Île-de-France, literally “Island of France,” is a compact region immediately surrounding Paris, and includes the far-flung suburbs of the Paris metropolis, along with many large surrounding towns that form part of the larger conurbation. It has a land area of 12,011 square kilometres (4,637 square miles). It is the most prosperous (the fourth-largest economy in the world and the wealthiest and largest regional economy in in Europe) and most populated (estimate of 11,978,363 inhabitants as of 2013) of the 27 administrative regions of France. It is also referred to as the Région Parisienne ("Paris Region" in English) or RP. It is comprised of eight administrative departments: Paris, Essonne, Hauts-de-Seine, Seine-Saint-Denis, Seine-et-Marne, Val-de-Marne, Val-d'Oise, and Yvelines. The climate in Île-de-France is almost the same with England and western Germany, only it has warmer summers and milder winters and receives less rain than England.
What to see & do
It’s a no-brainer that many of the sites worth checking out in the region are concentrated in Paris. Go on a museum trip using the Paris Museum Pass, which allows entry into more than 70 museums and monuments around the City of Lights, as well as the Palace of Versailles. See the city’s well-known landmarks such as Arc de Triomphe, Catacombs, the Eiffel Tower, Grand Arche de la Defense, Notre Dame Cathedral, Chateau de Versailles, Opera Garnier, Pantheon, and Sainte Chapelle, among others. A hidden gem can be found in Avenue du Général de Gaulle. It is called Le Musée Fragonard, a veterinary museum that also functions as a natural history museum, housing numerous medical oddities, mostly of animals, but also of real human specimens. In fact, it holds Fragonard's original human preservation (wax- not plastic) including the famous "horseman of the apocalypse".
How to get around Île-de-France

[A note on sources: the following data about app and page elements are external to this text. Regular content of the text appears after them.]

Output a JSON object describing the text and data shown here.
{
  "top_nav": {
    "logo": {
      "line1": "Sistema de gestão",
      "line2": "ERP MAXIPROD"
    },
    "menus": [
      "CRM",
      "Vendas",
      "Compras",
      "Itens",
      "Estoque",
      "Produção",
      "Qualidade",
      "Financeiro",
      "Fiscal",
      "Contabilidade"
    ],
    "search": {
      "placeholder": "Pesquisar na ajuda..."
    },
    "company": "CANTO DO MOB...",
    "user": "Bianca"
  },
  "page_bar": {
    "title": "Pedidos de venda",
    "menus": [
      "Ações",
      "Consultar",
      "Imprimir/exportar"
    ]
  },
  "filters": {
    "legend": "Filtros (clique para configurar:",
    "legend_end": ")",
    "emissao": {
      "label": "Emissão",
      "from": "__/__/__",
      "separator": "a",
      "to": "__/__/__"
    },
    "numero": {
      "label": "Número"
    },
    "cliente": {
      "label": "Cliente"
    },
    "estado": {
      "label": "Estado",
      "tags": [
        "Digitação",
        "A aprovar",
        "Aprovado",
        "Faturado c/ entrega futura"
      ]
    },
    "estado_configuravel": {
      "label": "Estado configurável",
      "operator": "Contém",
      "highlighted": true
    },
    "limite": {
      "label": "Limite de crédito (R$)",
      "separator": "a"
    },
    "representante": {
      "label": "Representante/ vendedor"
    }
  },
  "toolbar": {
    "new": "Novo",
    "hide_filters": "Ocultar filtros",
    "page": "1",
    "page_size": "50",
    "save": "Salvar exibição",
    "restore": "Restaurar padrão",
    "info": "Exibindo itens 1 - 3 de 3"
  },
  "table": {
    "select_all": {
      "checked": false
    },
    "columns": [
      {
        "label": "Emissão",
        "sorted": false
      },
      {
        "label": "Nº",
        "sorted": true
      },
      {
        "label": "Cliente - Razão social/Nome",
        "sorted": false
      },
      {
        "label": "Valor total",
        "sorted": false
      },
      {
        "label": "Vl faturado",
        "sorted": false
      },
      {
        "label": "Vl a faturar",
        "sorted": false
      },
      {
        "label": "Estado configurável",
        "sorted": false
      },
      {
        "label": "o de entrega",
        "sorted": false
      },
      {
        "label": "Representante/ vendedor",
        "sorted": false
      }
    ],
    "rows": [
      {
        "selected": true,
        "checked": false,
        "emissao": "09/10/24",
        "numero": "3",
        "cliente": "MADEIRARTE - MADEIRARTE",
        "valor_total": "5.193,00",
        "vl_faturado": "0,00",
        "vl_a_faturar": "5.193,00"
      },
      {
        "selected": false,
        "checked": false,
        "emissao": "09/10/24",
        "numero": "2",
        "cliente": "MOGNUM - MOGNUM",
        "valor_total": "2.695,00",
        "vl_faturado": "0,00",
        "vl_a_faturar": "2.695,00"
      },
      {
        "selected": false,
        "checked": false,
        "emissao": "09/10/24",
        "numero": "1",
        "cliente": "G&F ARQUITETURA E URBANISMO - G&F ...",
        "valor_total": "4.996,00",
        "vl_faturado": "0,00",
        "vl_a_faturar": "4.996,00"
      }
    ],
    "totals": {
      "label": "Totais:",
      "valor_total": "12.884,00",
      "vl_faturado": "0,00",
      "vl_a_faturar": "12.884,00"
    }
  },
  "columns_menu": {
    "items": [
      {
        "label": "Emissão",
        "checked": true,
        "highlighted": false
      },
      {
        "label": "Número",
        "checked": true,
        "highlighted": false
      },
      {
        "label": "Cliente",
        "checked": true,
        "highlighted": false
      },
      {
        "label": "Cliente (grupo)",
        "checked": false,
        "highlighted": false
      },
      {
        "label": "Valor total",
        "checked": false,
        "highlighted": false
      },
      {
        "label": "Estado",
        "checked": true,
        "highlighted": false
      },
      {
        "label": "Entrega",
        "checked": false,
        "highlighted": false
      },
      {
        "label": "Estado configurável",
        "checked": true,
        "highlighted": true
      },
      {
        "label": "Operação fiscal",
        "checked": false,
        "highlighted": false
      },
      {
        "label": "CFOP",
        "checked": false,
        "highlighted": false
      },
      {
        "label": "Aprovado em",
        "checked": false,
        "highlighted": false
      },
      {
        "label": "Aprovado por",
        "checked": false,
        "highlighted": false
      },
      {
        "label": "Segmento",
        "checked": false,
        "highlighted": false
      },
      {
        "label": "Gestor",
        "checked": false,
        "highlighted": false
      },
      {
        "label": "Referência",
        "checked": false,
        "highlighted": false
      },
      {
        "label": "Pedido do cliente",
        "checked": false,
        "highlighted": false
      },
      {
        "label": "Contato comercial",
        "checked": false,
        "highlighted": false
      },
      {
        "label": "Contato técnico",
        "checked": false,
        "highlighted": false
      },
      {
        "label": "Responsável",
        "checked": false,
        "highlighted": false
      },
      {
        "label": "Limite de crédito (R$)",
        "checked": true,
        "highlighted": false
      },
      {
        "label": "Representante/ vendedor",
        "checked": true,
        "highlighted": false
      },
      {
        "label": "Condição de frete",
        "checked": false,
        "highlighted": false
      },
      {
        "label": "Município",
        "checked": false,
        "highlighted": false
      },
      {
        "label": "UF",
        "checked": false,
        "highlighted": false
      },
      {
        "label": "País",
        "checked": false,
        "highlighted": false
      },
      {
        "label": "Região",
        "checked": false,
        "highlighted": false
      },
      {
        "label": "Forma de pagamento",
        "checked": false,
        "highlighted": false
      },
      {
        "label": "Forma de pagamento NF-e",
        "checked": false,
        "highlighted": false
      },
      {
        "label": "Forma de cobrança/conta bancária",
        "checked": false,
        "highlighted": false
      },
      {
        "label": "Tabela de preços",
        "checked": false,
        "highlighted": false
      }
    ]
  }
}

One thing that travellers going to the region must know is that the public transport fares are set using a system of concentric fare zones radiating from the Paris’ city centre, and are implemented with paper and/or electronic tickets. The prices are determined by the regional autorité organisatrice de transports ("Regional Transport Organisational Authority"). Most of the public transport in Paris is operated by RATP. A network of regional trains crosses Paris, connecting suburbs on opposite sides. Thalys and Eurostar offer high-speed train services several times a day. There are also several cycle lanes on routes into Paris, so biking around is possible, although be careful as there are drivers than can be inconsiderate. If you’re planning on driving a car, know that there are many free Autoroutes and four lane roads at your disposal. Peak hours are between 8:00 a.m. and 9:30 a.m., and also 5:30 p.m. and 7:30 p.m.
How to get there
One of the world’s principal aviation centres is located in Paris, the Paris Charles de Gaulle Airport, also known as Roissy Airport. It is the largest international airport in France. It is served by numerous airlines such as Aer Lingus, Air France, British Airways, Cathay Pacific, China Eastern Airlines, Delta Air Lines, easyJet, EgyptAir, Emirates, Finnair, EVA Air, Etihad Airways, Iberia Express, Jet Airways, KLM, Korean Air, Livingston, Luxair, Niki, Oman Air, Qatar Airways, Saudia, Sunexpress, TAM Airlines, United Airlines, Vueling, WOW air, and Yemenia, to and from various destinations within the country and around the globe.